Rounds with Leadership: Strengthening the Pipeline to the PhD

Published January 31, 2018

Welcome to Rounds with Leadership, a new forum for AACN’s Board Chair and President/CEO to offer commentary on issues and trends impacting academic nursing.

January 31, 2018 - 

Strengthening the Pipeline to the PhD

At AACN’s Doctoral Education Conference held earlier this month, more than 700 faculty members and administrators from across the nation explored the many opportunities and challenges that come with preparing nurses for the highest level of research and practice. With an emphasis on enhancing quality, those present were encouraged to re-envision doctoral education for today’s learner and to reignite their passion for inspiring the next wave of nurse leaders. 
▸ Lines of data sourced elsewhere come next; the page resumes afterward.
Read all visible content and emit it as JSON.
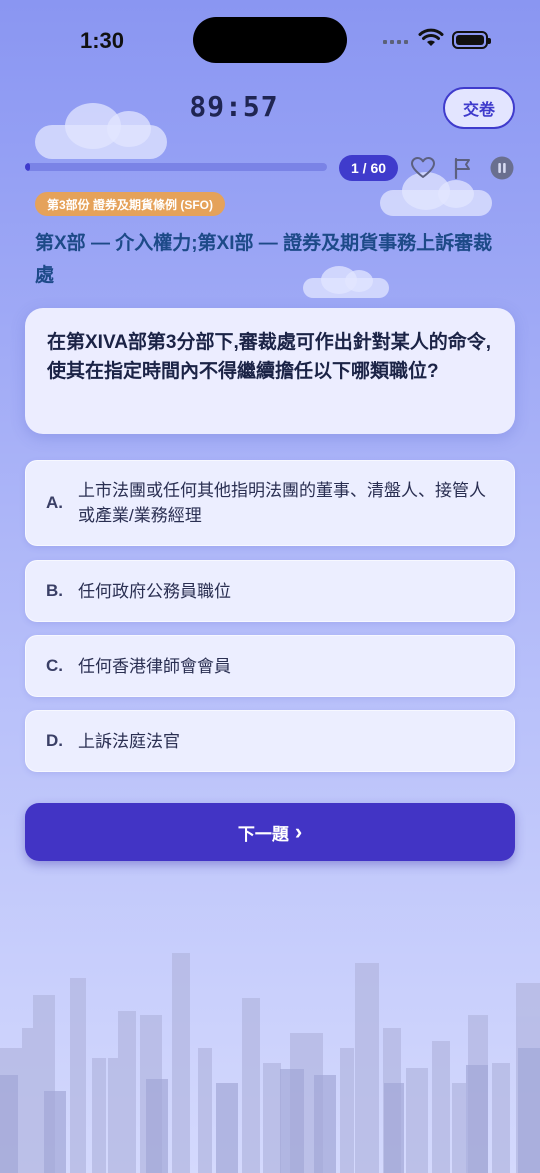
{
  "status_bar": {
    "time": "1:30"
  },
  "header": {
    "timer": "89:57",
    "submit_label": "交卷"
  },
  "progress": {
    "current": 1,
    "total": 60,
    "counter_label": "1 / 60",
    "fraction": 0.0167
  },
  "toolbar": {
    "icons": [
      "heart-icon",
      "flag-icon",
      "pause-icon"
    ]
  },
  "section": {
    "badge": "第3部份 證券及期貨條例 (SFO)",
    "title": "第X部 — 介入權力;第XI部 — 證券及期貨事務上訴審裁處"
  },
  "question": {
    "text": "在第XIVA部第3分部下,審裁處可作出針對某人的命令,使其在指定時間內不得繼續擔任以下哪類職位?"
  },
  "options": [
    {
      "letter": "A.",
      "text": "上市法團或任何其他指明法團的董事、清盤人、接管人或產業/業務經理"
    },
    {
      "letter": "B.",
      "text": "任何政府公務員職位"
    },
    {
      "letter": "C.",
      "text": "任何香港律師會會員"
    },
    {
      "letter": "D.",
      "text": "上訴法庭法官"
    }
  ],
  "next_button": {
    "label": "下一題",
    "arrow": "›"
  },
  "colors": {
    "accent": "#4234c5",
    "badge": "#e5a25a",
    "title": "#1d4a88"
  }
}
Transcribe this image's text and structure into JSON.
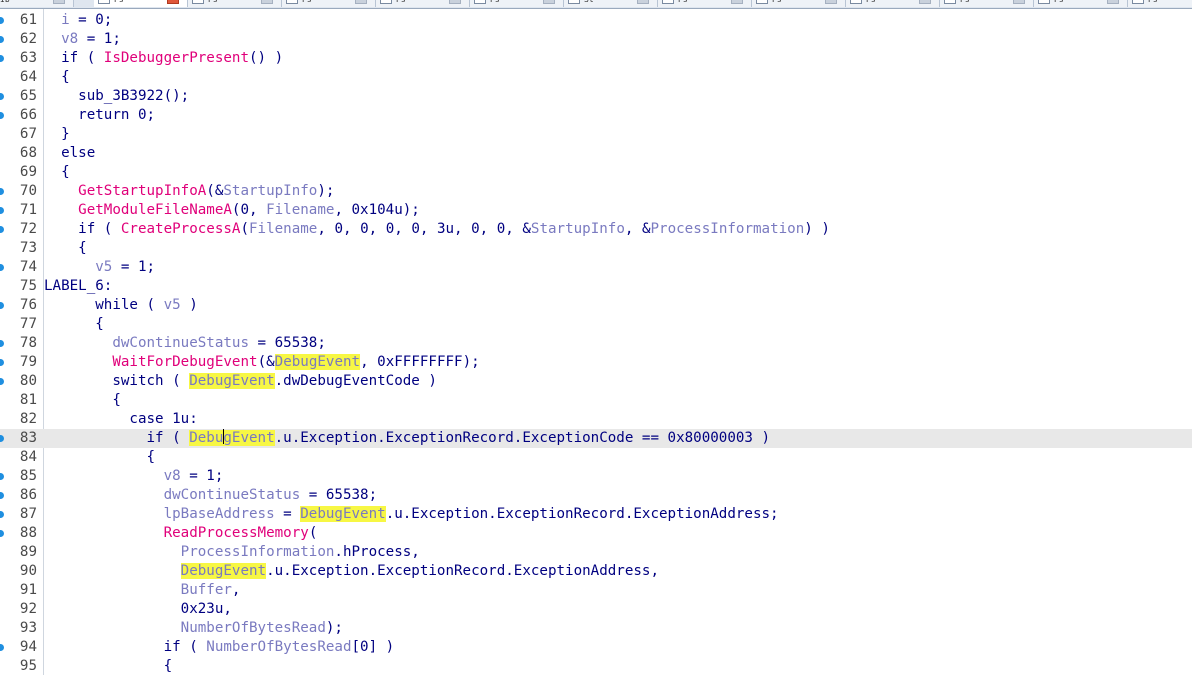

Through our work to educate nurse researchers and advanced clinicians, what we do directly impacts the quality of patient care as well as health outcomes. We need to continue developing new science to ensure that we understand health in its broadest sense and how to promote health, whether for prevention of illness and injury, or in the face of chronic conditions, urgent and emergent problems, or end of life care. We need practice experts to break new ground when it comes to care delivery and systems redesign, and measuring and improving relevant outcomes of care.  Together, graduates from research- and practice-focused doctoral programs will work to bridge the gaps in health care and optimize health by collaborating with each other and with other health professionals and community members. 

By all accounts, the profession is making great strides in preparing more nurses at the doctoral level as we move closer to meeting the IOM report (2011) recommendation related to doubling the number of nurses with doctorates by the year 2020.  This year, we expect to see another double-digit percentage increase in the number of students pursuing the Doctor of Nursing Practice (DNP) -- the 14th consecutive year of enrollment growth in DNP programs.

Despite this welcome trend, enrollment in PhD programs has decreased for the third straight year, based on preliminary data compiled through AACN’s 2017 survey of baccalaureate and graduate programs in nursing. Last year, 4,632 students were enrolled in the nation’s 138 PhD in nursing programs, which represents a 14.2% decrease in enrollments since 2014. Reversing this decline must be a priority for the profession if we are to meet the growing demand for nurse researchers and faculty.

Fortunately, there is work underway to break down barriers and bring more nursing students into PhD programs, including the following:

  • Since 2008, the Jonas Center for Nursing and Veteran’s Healthcare has invested nearly $25 million in the Jonas Nurse Scholars program, which has enabled more than 1,000 nurses from all 50 states to complete doctoral level nursing education. The program, which is coordinated by AACN, has provided support to 682 PhD scholars.
  • Initiated by the Robert Wood Johnson Foundation in 2013, the Future of Nursing Scholars program has provided financial support, mentoring, and leadership development to 213 nursing students in PhD programs.
  • Since 2007, AACN has partnered with the Johnson & Johnson Campaign for Nursing’s Future to offer the Minority Nurse Faculty Scholars program designed to increase diversity within the nurse faculty population. Of the 55 Scholars selected to participate in this program, 50 have completed or are pursuing the PhD.

In addition, AACN also is working to enhance the pipeline into PhD programs by advocating for new federal legislation and increased funding for graduate nursing education; collecting and publishing data to quantify student enrollment trends; identifying and disseminating long and short-term strategies to address this issue in AACN’s newsletters, webinars, and conference programming; and expanding the applicant pool for schools seeking PhD program applications via NursingCAS, the profession’s centralized application service.

Though the efforts outlined here are yielding results, much more must be done to ensure strong interest in the PhD among current and prospective nursing students.  As educators and role models, we are uniquely well positioned to prepare the future stewards of our profession to lead with integrity, enthusiasm, and joy. Please share your ideas, success stories, and recommendations with us as together we foster the culture of inquiry and innovation that is so necessary to building the scientific foundation for nursing practice and re-envisioning our healthcare delivery system.